Using GIS to tackle unsustainable ag practices in Madagascar, TropAg

November 5, 2019

The Crawford Fund’s Queensland Committee has again partnered with TropAg2019 to assist 10 young researchers from developing countries attend and present their science at this international conference which will be held in Brisbane from 11-13 November 2019. Successful candidates were chosen by a selection panel made up of representatives of The Crawford Fund and the TropAg2019 conference organisers, based on submitted abstracts of their research.

In the lead-up to the conference we will be publishing short blog posts written by the young researchers about their work. Here is the fifth blog.


By Percy Yvon Rakoto, RMIT 

Percy is a Masters student in Geospatial Science at the Royal Melbourne Institute of Technology. He is interested in the use of Geographic Information System (GIS) in the monitoring and evaluation of environmental projects including urban and natural environment. He has worked with universities in Madagascar (the fourth biggest Island in the world located in East of Africa) to design the monitoring and evaluation of natural resources of the department of ecology and sustainability.

Percy is passionate about technology and the application of geography to solve environmental issues and to promote more sustainable agriculture techniques.
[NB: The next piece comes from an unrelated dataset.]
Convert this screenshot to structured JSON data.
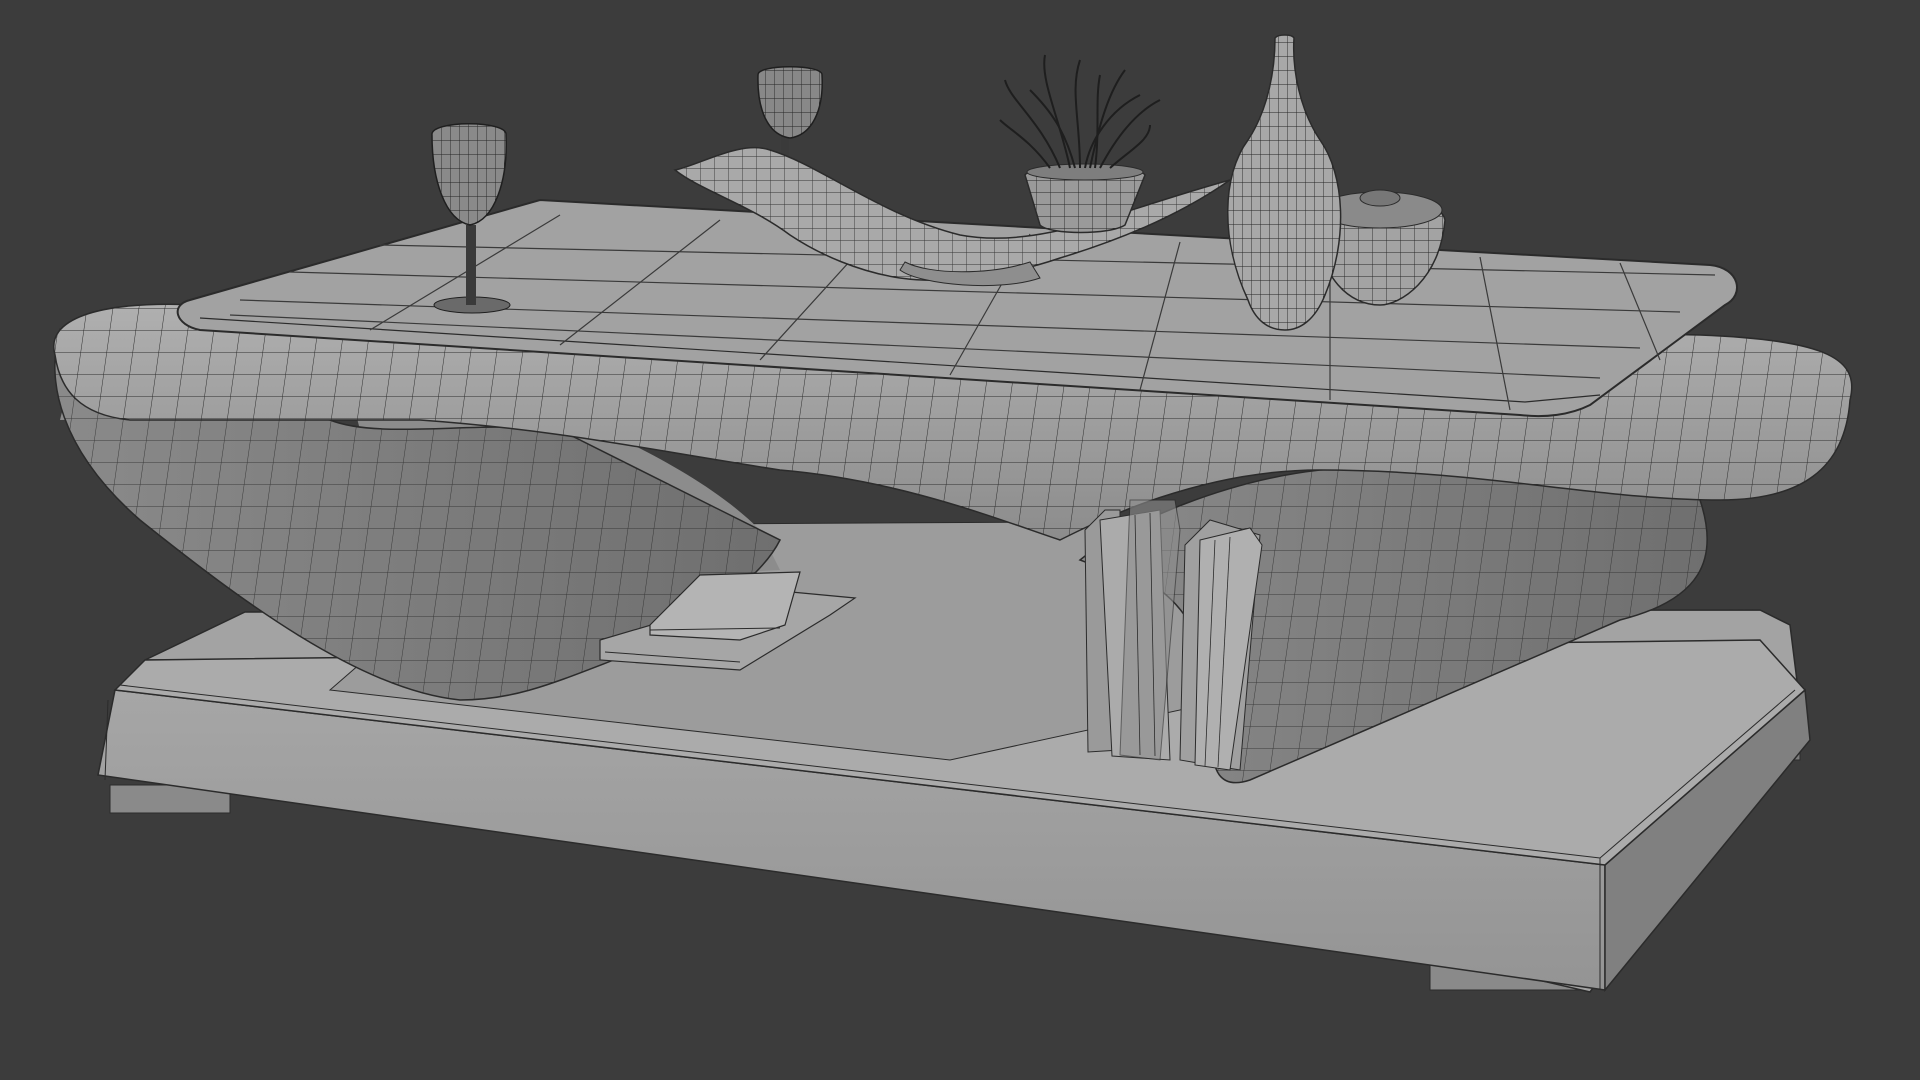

During and after his Bachelor degree in 2011 at the University of Antananarivo in forestry and agronomy, he has conducted extensive research in Southern and Eastern of the country to respectively analyse the desertification process and study slash and burn agriculture using remote sensing and ground-truth techniques. In 2018, Percy received the Australia Award scholarship and began to study at RMIT University. His thesis is about how spatial pattern of urban vegetation can reduce Urban Heat Islands in Melbourne.
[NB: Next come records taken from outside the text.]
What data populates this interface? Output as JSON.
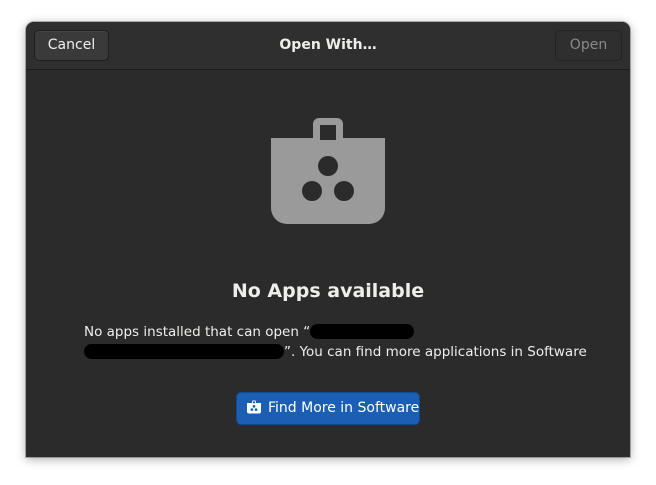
{
  "dialog": {
    "title": "Open With…",
    "cancel_label": "Cancel",
    "open_label": "Open"
  },
  "status": {
    "icon": "software-bag-icon",
    "title": "No Apps available",
    "desc_before": "No apps installed that can open “",
    "desc_after": "”. You can find more applications in Software"
  },
  "find_button": {
    "icon": "software-bag-icon",
    "label": "Find More in Software"
  },
  "colors": {
    "background": "#2b2b2b",
    "headerbar": "#2f2f2f",
    "suggested_action": "#1b5fb4",
    "icon_gray": "#9a9a9a"
  }
}
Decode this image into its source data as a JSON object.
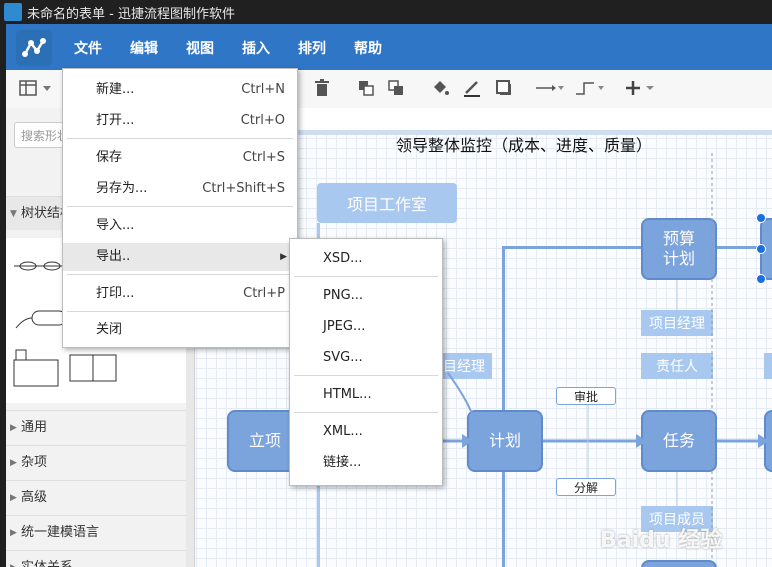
{
  "window": {
    "title": "未命名的表单 - 迅捷流程图制作软件"
  },
  "menubar": {
    "items": [
      "文件",
      "编辑",
      "视图",
      "插入",
      "排列",
      "帮助"
    ]
  },
  "sidebar": {
    "search_placeholder": "搜索形状",
    "expanded_section": "树状结构",
    "sections": [
      "通用",
      "杂项",
      "高级",
      "统一建模语言",
      "实体关系"
    ]
  },
  "file_menu": {
    "items": [
      {
        "label": "新建...",
        "shortcut": "Ctrl+N"
      },
      {
        "label": "打开...",
        "shortcut": "Ctrl+O"
      },
      {
        "label": "保存",
        "shortcut": "Ctrl+S"
      },
      {
        "label": "另存为...",
        "shortcut": "Ctrl+Shift+S"
      },
      {
        "label": "导入...",
        "shortcut": ""
      },
      {
        "label": "导出..",
        "shortcut": ""
      },
      {
        "label": "打印...",
        "shortcut": "Ctrl+P"
      },
      {
        "label": "关闭",
        "shortcut": ""
      }
    ]
  },
  "export_submenu": {
    "items": [
      "XSD...",
      "PNG...",
      "JPEG...",
      "SVG...",
      "HTML...",
      "XML...",
      "链接..."
    ]
  },
  "canvas": {
    "title": "领导整体监控（成本、进度、质量）",
    "studio_label": "项目工作室",
    "nodes": {
      "start": "立项",
      "plan": "计划",
      "task": "任务",
      "budget": "预算\n计划"
    },
    "labels": {
      "pm1": "项目经理",
      "pm2": "目经理",
      "owner": "责任人",
      "member": "项目成员"
    },
    "small": {
      "approve": "审批",
      "decompose": "分解"
    }
  },
  "watermark": "Baidu 经验",
  "colors": {
    "menubar": "#2f76c7",
    "node": "#7ba3dc",
    "highlight": "#7a0000"
  }
}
In 2014, during his real first trip to the humid rain forest of the East of Madagascar, Percy was struck by the gaps of the standard of living between the city and the villages located in these remote areas of Madagascar. Madagascar, the red island, used to be once upon a time a wildlife paradise. Today, the natural resources are located far away from human settlement, where almost nobody can touch Mother Nature. “Almost”, because where the rice production is not sufficient to feed a family of five, households practice unsustainable agriculture technique clearing forests even on steep mountains and replacing to cash crop or rice field. Vanilla, coffee and cloves are among the best known products from Madagascar. Vanilla comes from an orchid and is used for flavouring. Some of these cash crops are cultivated at the edge or inside the rainforest, slowly taking a little bit of the remaining forest and creating land use change in Madagascar.

Culture of cloves on secondary forest (left) and culture of vanilla inside humid rain forest (right) in Madagascar